Task: Search term "fill": please show all lines in the listing that contain it.

Task material:
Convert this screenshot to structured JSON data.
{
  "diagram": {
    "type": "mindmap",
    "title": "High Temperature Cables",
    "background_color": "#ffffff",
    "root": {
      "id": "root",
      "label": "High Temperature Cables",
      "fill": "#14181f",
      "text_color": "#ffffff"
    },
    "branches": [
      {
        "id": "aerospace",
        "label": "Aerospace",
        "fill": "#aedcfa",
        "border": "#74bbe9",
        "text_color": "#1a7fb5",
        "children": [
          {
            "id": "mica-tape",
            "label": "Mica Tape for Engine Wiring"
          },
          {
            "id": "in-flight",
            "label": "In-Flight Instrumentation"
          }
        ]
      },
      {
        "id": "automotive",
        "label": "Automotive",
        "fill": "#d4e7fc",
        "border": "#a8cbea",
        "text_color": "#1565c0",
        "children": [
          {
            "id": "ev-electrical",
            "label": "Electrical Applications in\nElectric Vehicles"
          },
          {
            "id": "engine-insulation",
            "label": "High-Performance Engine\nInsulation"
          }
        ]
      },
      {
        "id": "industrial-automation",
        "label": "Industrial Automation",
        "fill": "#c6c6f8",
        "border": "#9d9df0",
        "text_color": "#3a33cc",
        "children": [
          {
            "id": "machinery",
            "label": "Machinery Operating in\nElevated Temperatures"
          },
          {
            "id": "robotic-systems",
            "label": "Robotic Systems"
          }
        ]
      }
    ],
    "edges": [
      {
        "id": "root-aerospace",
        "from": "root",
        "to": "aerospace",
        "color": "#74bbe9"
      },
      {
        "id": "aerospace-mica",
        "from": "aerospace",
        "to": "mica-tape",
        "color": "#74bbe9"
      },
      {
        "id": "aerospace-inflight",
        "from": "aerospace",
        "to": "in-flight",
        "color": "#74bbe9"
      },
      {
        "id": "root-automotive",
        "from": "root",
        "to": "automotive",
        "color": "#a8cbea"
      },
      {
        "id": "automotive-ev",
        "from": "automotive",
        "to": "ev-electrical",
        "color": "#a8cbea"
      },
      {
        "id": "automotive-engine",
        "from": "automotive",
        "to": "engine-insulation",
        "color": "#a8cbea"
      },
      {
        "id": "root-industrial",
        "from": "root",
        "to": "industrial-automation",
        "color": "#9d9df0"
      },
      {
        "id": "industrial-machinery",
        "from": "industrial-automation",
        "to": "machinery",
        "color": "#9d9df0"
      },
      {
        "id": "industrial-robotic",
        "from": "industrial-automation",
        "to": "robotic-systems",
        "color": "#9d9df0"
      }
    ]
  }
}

Reply to the exercise:
      "fill": "#14181f",
        "fill": "#aedcfa",
        "fill": "#d4e7fc",
        "fill": "#c6c6f8",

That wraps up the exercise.